Every season as a show that eclipses all the others in how much my esteem for it grows during its run, and this season it’s definitely this one. Part of it is that Gingitsune has legitimately gotten better and better, and I think it’s also that the quiet, gentle charms of this sort of series wear down your natural resistance over time. I’m at the point now where I’m not so sure that this series is that much of a “lite” version of Natsume Yuujinchou – it has a very powerful charm in its own right.
I think think there’s a Seinfeld quote for every occasion in life, and for Gingitsune it’s Jerry telling George “I could read the sports section if my hair was on fire.” That’s how this series is for me – it’s just incredibly easy to fall into and escape for 22 minutes every week. It never tries too hard, and it never needs to – Gingitsune has the confidence to let the writing speak for itself. It doesn’t feel the need to finish every thought for the audience’s benefit, because the slice-of-life scenarios and emotions it depicts are so universal that anyone will get the point. Watching a show this natural and effortless, it becomes easy to take for granted that such things as Shrine Heralds are a real and functioning part of our world.
Almost as soon as these characters have become a treasured part of our lives, they’re about to leave us – it’s the curse of one-cour series – but the Summer Cleansing Ceremony seems to be a good point to leave things. This was every family gathering from my youth transferred to what would have then seemed to me an impossibly exotic setting – proof, I think, that the ways we’re all alike are much more important than the ways we’re different. Gingitsune isn’t a series that lends itself to having its charms easily explained, but I think those amiably chaotic scenes around the Shrine either work for you or they don’t (I’ve been using that phrase a lot for this show).
I loved pretty much everything about the way this episode was staged, starting with the quick visit with Tatsuo and Gin (LOL) watching a samurai dorama together like a pair of old friends. I love how Gin always springs to Tatsuo’s defense whenever he thinks Makoto is being too hard on him – not that Makoto is ever really that hard on him (even if she doesn’t tell him she wants to be his bride any more). I also appreciated the way Tatsuo as usual displayed peerless parenting skills, telling Makoto she should do whatever she wants to do (not that Makoto has any real idea what that is), and the fact that it wasn’t played up into a syrupy emotional moment – these two just get each other, so there’s no need to make a fuss over it. The same is true when Makoto asks Gintarou about her mother (and he lets on that she married Tatsuo against the family’s wishes) – there’s no overselling here, it’s just two characters who know each other extremely well and feel no need for any pretense with each other.

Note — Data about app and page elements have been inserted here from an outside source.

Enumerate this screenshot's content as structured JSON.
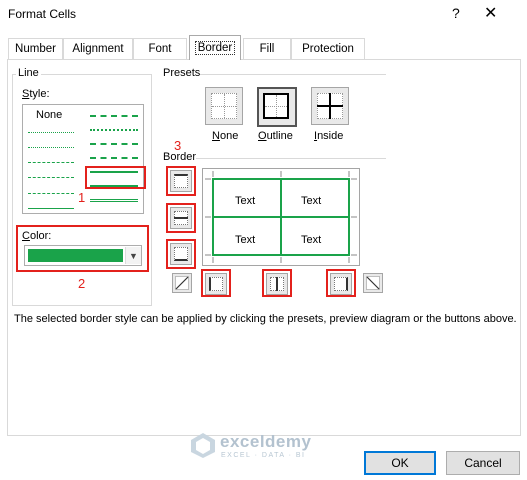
{
  "window": {
    "title": "Format Cells",
    "help_symbol": "?",
    "close_symbol": "✕"
  },
  "tabs": [
    {
      "label": "Number"
    },
    {
      "label": "Alignment"
    },
    {
      "label": "Font"
    },
    {
      "label": "Border",
      "active": true
    },
    {
      "label": "Fill"
    },
    {
      "label": "Protection"
    }
  ],
  "line_group": {
    "title": "Line",
    "style_label": "Style:",
    "none_label": "None",
    "color_label": "Color:",
    "selected_color": "#1aa34a"
  },
  "presets": {
    "title": "Presets",
    "items": [
      {
        "label": "None"
      },
      {
        "label": "Outline"
      },
      {
        "label": "Inside"
      }
    ]
  },
  "border": {
    "title": "Border",
    "preview_cells": [
      "Text",
      "Text",
      "Text",
      "Text"
    ]
  },
  "annotations": {
    "num1": "1",
    "num2": "2",
    "num3": "3"
  },
  "help_text": "The selected border style can be applied by clicking the presets, preview diagram or the buttons above.",
  "buttons": {
    "ok": "OK",
    "cancel": "Cancel"
  },
  "watermark": {
    "name": "exceldemy",
    "tagline": "EXCEL · DATA · BI"
  },
  "colors": {
    "accent_green": "#1aa34a",
    "annotation_red": "#e3211c",
    "focus_blue": "#0078d7"
  }
}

Things start getting cheerfully frantic when Tatsuo is running late and the workmen for the festival preparations start showing up. I’ve never yet seen a show that can’t be made better by adding the superb Hirata Hiroaki to the cast, so the belated arrival of Tatsuo with childhood friend and former Priest Takami Yoshitomo is most welcome. Yoshitomo still helps out at matsuri times, but he’s retired as a Priest to open an izakaya, and he’s yet another character whose interactions with the others are completely authentic and unforced. This series already had a great cast and Hirata-san is his usual irresistible self here, as a slightly lecherous but good-hearted bro who clearly loves both his childhood pal and the girl who calls him “Oji-san”. Also joining the party is the itinerant chauffeur Yoshizumi, and another new face – Tatsuo’s big sister Etsuko (Tanaka Atsuko, another sterling veteran seiyuu), who takes the girls shopping and is immediately drafted into buying Makoto new panties. Through the fact that she recognizes Yoshizumi it’s revealed that she and Tatsuo are actually the scions of the local sake brewery (also a big contributor to Funabashi’s father’s political campaigns) and, more importantly, that Tatsuo voluntarily gave up inheriting the brewery in order to become a Priest.
There are all sorts of entertaining, subtle touches as the events of the day play out. Through everything Gin and Haru watch with a slightly bemused (Gin), puzzled (Haru) air as the humans go through their paces. Hiwako-chan continues to crush heavily on Tatsuo, who’s absolutely oblivious, and Satoru does his best to disappear into the greenery every time a stranger speaks to him. And then there’s the ritual itself – where everyone who passes through the giant wreath will be blessed with a thousand years of life. It’s not meant to be taken literally, Tatsuo reassures Yumi, but the symbolism is powerful. There’s a truly profound moment where Makoto and Satoru each meet the eyes of their Herald for a long moment, all of them thinking about the impermanence of human life and the loneliness of a Kami whose long life is a seemingly endless succession of farewells. We don’t know this because the show tells us – we know because it’s so well-written that we understand it without it needing to be said. If there’s any moment that exemplifies why this is such a quietly beautiful series, this is surely the one.